What lines below include the string "data"? Pick them out and copy them.

⁂

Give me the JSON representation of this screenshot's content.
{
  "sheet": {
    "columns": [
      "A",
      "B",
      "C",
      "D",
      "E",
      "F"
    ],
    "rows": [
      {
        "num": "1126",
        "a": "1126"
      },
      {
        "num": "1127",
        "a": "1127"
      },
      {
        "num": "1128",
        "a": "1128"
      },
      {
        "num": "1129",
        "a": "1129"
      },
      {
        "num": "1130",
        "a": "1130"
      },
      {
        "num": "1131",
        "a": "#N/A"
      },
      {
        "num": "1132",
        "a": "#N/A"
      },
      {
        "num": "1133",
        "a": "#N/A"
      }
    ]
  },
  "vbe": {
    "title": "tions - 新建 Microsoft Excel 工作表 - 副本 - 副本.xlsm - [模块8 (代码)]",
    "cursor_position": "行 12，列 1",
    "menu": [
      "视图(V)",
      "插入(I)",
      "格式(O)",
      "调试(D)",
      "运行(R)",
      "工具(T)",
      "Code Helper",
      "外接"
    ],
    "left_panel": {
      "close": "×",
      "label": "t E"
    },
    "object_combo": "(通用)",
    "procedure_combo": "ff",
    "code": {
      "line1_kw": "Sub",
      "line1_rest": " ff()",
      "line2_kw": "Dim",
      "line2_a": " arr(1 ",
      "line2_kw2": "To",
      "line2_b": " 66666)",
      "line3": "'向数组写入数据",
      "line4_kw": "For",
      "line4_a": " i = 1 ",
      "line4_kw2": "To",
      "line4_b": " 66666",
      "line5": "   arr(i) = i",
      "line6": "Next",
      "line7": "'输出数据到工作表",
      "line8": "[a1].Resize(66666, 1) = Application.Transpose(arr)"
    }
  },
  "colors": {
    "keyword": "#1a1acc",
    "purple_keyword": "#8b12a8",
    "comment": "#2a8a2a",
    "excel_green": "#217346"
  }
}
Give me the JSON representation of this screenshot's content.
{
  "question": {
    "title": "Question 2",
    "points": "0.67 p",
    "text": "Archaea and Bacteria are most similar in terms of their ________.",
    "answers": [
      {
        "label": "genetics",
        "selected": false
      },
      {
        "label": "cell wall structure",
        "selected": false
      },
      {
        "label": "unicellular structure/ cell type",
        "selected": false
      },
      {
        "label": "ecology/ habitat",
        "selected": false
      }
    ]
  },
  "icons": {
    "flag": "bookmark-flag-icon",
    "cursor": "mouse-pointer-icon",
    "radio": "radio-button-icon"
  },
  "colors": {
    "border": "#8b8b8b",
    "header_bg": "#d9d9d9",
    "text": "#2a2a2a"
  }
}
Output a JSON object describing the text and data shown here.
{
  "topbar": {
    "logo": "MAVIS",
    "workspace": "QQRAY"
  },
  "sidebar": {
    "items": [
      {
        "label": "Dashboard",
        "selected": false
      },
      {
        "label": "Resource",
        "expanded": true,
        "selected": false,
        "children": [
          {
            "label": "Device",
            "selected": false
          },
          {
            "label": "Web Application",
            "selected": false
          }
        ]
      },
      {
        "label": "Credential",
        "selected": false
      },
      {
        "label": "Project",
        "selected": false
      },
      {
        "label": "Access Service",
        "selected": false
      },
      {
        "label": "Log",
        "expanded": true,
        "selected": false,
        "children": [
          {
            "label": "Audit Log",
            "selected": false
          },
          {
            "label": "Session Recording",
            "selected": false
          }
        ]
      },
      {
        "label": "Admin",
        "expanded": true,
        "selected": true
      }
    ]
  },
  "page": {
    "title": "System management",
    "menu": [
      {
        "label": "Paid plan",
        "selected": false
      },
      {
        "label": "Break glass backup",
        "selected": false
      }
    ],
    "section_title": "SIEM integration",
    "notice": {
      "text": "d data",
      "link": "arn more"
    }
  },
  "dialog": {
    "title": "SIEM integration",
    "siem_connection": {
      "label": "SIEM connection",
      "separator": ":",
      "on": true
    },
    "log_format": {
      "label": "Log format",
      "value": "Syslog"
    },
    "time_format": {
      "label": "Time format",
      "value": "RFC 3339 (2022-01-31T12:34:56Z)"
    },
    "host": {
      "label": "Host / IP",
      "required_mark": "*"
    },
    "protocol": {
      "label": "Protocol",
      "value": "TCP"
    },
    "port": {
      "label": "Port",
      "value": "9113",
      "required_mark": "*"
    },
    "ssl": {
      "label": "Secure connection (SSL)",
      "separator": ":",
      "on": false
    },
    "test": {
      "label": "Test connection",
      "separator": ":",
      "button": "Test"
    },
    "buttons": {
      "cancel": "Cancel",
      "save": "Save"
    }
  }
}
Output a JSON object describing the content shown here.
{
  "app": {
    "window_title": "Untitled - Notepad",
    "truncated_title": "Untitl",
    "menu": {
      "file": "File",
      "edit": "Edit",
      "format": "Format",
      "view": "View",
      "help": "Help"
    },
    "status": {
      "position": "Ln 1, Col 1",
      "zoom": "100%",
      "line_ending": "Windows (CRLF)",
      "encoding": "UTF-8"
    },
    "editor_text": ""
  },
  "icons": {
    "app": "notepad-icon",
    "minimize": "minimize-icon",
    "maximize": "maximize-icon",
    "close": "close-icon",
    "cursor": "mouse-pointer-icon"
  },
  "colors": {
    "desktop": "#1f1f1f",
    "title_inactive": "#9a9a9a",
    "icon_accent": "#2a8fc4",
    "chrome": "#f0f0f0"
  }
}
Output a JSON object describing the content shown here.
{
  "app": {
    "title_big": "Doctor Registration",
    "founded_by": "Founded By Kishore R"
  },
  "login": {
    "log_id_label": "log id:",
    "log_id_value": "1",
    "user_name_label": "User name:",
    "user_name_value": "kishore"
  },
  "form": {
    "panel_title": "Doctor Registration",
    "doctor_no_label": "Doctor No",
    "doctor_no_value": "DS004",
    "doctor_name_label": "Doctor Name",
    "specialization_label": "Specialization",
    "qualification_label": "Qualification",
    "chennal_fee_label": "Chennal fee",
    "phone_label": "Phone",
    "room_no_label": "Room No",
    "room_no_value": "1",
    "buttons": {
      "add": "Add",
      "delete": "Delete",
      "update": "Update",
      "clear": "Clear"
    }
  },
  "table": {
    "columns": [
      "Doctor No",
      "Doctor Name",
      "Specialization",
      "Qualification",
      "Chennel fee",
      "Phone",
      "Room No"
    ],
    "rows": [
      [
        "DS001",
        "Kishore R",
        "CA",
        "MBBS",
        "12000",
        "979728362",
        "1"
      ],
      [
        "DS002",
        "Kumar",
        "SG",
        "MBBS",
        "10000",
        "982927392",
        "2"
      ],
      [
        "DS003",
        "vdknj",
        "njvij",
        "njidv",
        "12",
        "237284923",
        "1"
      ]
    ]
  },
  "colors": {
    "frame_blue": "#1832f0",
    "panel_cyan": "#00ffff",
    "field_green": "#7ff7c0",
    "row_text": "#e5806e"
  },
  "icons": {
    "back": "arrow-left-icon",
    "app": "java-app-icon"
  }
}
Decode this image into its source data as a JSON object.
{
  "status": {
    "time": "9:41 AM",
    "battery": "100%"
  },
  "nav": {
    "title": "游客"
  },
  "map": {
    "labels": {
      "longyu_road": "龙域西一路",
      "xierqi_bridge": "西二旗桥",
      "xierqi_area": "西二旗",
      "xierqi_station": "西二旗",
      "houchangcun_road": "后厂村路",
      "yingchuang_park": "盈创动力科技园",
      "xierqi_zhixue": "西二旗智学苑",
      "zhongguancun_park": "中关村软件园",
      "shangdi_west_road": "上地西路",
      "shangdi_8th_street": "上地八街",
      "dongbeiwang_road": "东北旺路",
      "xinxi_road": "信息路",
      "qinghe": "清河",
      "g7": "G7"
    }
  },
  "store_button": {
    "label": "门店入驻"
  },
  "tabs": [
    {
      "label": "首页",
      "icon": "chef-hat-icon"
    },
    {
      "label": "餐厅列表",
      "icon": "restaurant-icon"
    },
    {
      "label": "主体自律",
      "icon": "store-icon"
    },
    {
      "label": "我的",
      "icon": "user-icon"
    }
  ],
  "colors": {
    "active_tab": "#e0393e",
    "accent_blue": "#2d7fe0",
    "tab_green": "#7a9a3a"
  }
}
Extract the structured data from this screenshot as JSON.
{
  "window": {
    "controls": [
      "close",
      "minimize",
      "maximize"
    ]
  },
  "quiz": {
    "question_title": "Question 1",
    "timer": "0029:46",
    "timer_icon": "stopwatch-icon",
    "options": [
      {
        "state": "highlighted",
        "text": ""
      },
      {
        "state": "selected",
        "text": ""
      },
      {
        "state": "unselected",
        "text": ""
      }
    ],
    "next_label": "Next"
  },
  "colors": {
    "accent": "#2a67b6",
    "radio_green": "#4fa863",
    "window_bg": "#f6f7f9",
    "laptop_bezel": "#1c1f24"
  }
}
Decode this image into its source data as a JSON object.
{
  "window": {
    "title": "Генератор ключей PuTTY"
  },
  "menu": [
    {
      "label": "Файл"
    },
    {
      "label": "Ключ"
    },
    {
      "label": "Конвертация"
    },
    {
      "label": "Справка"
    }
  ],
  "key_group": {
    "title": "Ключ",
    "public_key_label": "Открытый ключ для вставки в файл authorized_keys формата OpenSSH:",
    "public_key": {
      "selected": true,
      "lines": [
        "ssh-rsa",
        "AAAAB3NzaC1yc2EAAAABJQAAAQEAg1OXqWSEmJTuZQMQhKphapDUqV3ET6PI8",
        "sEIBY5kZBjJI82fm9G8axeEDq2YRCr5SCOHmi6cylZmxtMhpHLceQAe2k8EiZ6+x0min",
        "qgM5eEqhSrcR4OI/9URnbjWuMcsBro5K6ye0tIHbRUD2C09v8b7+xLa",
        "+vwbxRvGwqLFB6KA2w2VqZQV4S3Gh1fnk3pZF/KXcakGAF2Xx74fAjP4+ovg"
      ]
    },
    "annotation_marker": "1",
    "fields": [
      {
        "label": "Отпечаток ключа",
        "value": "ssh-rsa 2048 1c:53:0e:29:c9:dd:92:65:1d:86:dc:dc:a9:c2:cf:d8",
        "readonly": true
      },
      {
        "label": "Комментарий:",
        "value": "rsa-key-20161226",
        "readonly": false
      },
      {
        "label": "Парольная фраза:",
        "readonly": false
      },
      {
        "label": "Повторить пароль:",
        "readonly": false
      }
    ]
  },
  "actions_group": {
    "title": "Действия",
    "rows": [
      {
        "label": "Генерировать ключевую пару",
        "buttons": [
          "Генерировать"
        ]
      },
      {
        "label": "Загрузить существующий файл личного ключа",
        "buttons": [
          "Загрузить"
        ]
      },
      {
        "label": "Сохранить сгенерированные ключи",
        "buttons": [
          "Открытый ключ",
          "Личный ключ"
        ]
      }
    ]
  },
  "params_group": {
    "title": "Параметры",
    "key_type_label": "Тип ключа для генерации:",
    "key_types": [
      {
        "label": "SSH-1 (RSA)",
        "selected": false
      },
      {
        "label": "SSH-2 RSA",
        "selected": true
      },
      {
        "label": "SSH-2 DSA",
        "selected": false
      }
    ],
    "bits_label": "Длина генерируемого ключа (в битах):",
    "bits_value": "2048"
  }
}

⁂

◆ **Result for this exercise**
Output a JSON object describing the text and data shown here.
      "text": "d data",
Decode this image into its source data as a JSON object.
Extract the structured data from this screenshot as JSON.
Decode this image into its source data as a JSON object.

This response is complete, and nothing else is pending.